# TASK STATEMENT:
Copy out every line of the data where the word "اطلاعات" is found.

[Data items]
++++++++++
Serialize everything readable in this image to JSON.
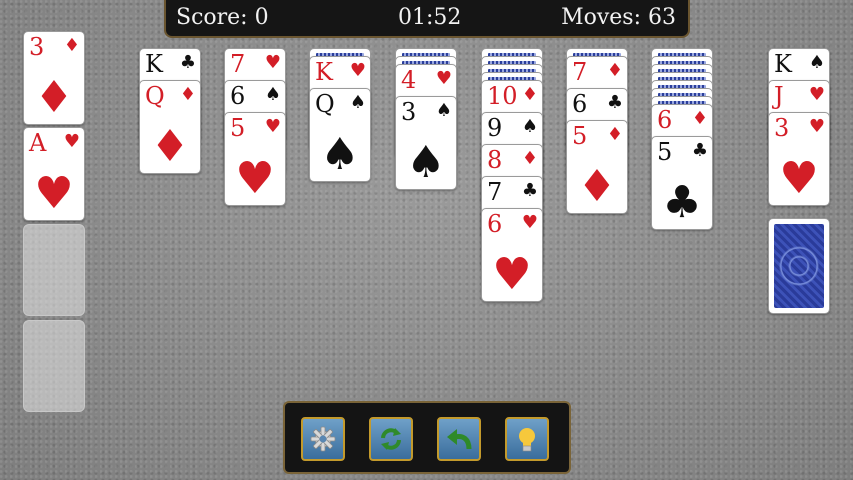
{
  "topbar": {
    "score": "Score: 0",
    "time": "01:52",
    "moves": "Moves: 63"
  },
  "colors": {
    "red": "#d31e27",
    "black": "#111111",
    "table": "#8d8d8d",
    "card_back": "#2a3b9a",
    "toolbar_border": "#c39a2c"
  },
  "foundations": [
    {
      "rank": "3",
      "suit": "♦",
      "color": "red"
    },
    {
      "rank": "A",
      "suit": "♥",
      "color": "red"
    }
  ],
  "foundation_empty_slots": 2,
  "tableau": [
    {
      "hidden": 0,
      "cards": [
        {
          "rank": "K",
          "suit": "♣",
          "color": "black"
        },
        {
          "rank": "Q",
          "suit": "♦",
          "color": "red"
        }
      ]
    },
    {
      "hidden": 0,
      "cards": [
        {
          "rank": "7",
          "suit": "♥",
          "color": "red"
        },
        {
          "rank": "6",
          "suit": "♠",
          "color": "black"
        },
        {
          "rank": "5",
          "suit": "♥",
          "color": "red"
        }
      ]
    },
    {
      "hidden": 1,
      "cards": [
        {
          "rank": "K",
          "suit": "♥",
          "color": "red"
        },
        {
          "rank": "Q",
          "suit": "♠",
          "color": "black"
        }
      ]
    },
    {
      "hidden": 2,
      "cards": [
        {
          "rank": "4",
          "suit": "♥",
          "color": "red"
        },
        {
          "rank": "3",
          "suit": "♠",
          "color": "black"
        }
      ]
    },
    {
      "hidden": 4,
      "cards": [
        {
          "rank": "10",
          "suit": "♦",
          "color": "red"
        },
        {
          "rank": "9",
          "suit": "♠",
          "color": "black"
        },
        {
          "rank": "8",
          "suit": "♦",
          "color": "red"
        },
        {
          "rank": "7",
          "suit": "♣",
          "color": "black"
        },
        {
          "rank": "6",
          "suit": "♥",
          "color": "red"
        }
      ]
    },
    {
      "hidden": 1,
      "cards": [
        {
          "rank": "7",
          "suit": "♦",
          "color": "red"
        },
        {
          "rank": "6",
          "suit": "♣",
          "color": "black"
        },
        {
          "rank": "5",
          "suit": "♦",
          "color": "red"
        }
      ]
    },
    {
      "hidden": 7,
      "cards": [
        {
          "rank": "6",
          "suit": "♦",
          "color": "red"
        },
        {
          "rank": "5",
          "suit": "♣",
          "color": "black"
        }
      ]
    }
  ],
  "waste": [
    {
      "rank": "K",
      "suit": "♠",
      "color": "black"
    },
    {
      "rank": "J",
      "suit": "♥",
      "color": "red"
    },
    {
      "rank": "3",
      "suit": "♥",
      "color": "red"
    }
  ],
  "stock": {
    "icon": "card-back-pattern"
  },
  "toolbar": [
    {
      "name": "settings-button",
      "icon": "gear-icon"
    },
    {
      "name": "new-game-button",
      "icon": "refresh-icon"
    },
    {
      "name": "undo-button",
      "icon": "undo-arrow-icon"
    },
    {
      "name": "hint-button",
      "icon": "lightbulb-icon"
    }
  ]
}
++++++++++
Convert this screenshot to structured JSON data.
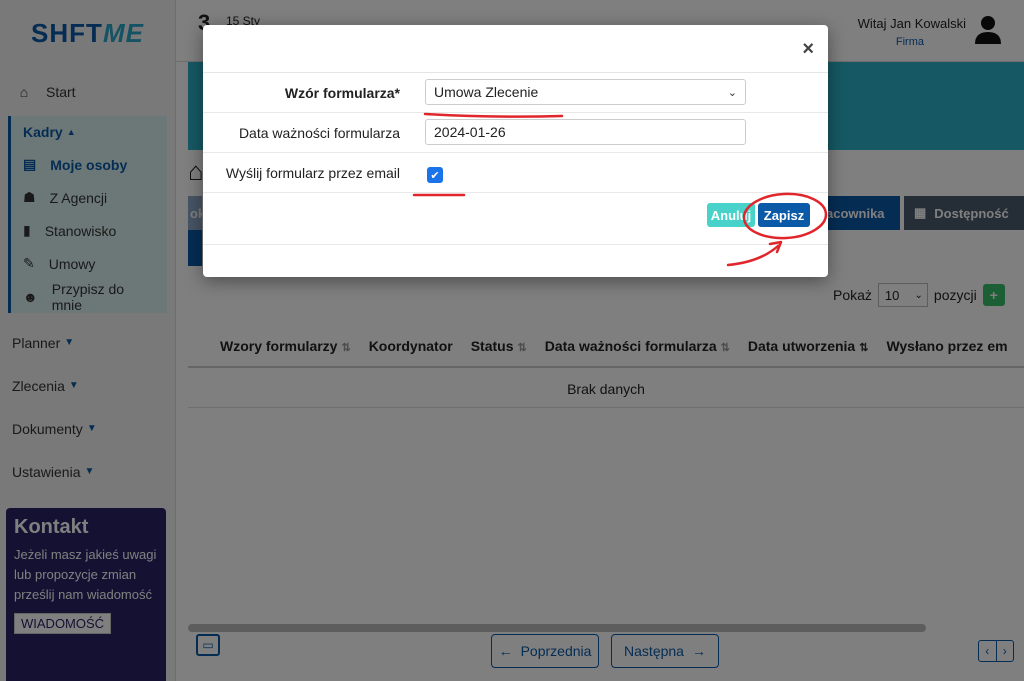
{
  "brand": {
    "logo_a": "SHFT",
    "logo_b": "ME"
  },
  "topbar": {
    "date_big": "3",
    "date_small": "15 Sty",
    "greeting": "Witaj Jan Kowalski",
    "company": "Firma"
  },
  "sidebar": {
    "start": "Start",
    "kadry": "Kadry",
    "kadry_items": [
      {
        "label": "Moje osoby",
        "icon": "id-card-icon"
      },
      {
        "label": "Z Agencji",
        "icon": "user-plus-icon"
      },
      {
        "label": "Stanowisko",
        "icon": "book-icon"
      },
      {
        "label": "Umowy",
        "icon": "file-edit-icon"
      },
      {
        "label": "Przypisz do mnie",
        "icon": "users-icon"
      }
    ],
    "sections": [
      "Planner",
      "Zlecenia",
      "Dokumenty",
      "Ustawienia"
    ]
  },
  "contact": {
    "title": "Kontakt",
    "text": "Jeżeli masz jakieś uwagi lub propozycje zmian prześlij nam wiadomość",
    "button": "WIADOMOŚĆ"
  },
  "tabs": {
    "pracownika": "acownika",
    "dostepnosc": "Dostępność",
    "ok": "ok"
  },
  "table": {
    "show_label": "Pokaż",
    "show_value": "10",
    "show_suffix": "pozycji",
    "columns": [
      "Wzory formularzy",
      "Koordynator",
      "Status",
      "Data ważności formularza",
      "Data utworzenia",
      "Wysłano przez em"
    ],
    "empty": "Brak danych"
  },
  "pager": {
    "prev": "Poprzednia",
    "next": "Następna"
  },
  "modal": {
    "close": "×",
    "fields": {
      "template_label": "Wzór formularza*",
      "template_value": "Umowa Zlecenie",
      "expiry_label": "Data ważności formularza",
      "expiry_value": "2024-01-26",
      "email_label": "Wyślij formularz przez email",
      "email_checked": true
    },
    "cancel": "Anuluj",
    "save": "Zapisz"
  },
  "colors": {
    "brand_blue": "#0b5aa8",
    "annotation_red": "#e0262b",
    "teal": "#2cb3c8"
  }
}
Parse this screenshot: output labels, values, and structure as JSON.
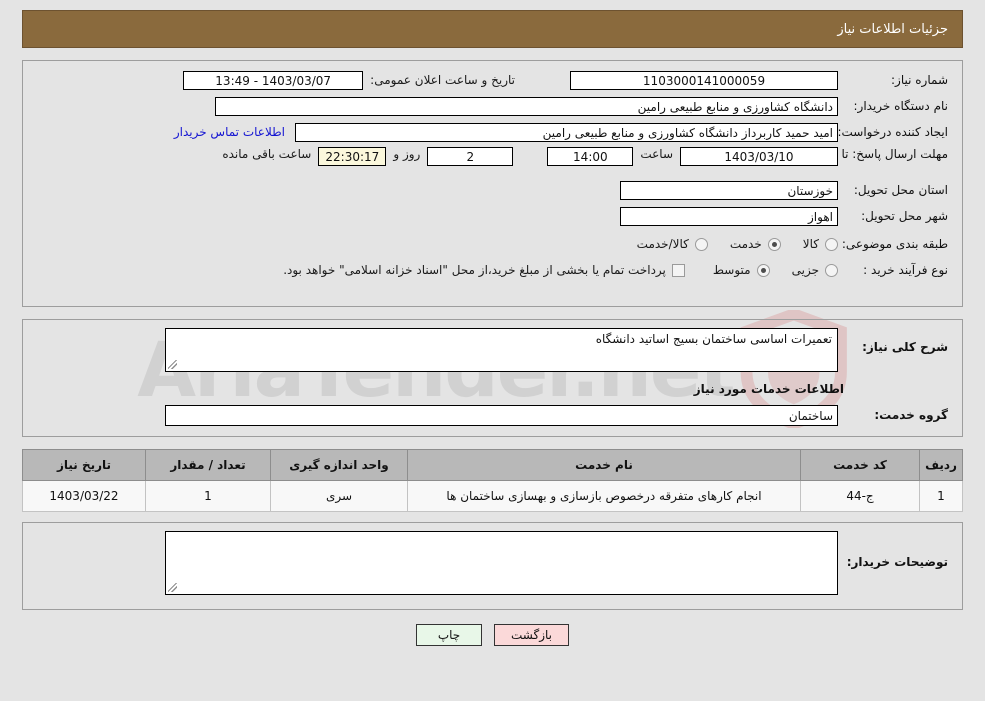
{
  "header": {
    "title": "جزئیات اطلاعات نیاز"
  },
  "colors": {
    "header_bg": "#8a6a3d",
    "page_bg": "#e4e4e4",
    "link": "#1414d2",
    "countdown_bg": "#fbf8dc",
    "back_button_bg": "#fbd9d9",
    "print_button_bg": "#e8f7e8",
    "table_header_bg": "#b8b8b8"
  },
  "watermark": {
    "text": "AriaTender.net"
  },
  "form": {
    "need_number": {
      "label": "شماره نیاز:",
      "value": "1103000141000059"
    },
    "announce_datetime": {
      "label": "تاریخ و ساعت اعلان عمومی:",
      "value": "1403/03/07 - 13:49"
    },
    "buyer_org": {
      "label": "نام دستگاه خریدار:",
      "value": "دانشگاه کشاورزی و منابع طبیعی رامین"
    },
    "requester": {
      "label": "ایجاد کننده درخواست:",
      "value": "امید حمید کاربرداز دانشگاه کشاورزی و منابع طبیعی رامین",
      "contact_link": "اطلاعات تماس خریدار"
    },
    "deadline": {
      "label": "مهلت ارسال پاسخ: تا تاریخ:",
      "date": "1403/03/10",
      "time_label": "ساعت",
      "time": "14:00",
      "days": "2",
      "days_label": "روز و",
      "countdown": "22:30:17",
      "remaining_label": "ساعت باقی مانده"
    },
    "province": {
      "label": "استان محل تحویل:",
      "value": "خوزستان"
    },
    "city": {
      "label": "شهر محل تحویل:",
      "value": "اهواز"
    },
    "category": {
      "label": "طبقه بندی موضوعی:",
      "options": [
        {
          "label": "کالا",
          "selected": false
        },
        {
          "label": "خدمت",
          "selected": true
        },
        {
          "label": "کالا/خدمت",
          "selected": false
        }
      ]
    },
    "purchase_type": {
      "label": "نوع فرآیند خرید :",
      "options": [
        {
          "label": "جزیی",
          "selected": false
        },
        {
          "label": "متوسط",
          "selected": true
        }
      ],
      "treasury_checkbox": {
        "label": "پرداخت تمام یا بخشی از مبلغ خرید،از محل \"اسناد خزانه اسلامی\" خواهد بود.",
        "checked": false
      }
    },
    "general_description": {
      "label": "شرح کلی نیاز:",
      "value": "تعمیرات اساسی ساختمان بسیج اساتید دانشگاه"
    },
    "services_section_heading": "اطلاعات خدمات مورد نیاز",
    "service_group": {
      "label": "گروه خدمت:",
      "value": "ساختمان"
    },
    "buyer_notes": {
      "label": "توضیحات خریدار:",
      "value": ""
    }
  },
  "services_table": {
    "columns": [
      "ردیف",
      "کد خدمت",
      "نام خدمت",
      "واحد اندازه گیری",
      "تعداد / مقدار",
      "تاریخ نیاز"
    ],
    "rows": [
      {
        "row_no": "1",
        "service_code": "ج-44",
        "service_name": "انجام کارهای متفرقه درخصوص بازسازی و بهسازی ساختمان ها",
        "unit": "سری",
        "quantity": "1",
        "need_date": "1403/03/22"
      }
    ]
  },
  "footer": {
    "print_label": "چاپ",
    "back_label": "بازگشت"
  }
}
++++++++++
# EXERCISE RESULT:
    "title": "جزئیات اطلاعات نیاز"
      "contact_link": "اطلاعات تماس خریدار"
    "services_section_heading": "اطلاعات خدمات مورد نیاز",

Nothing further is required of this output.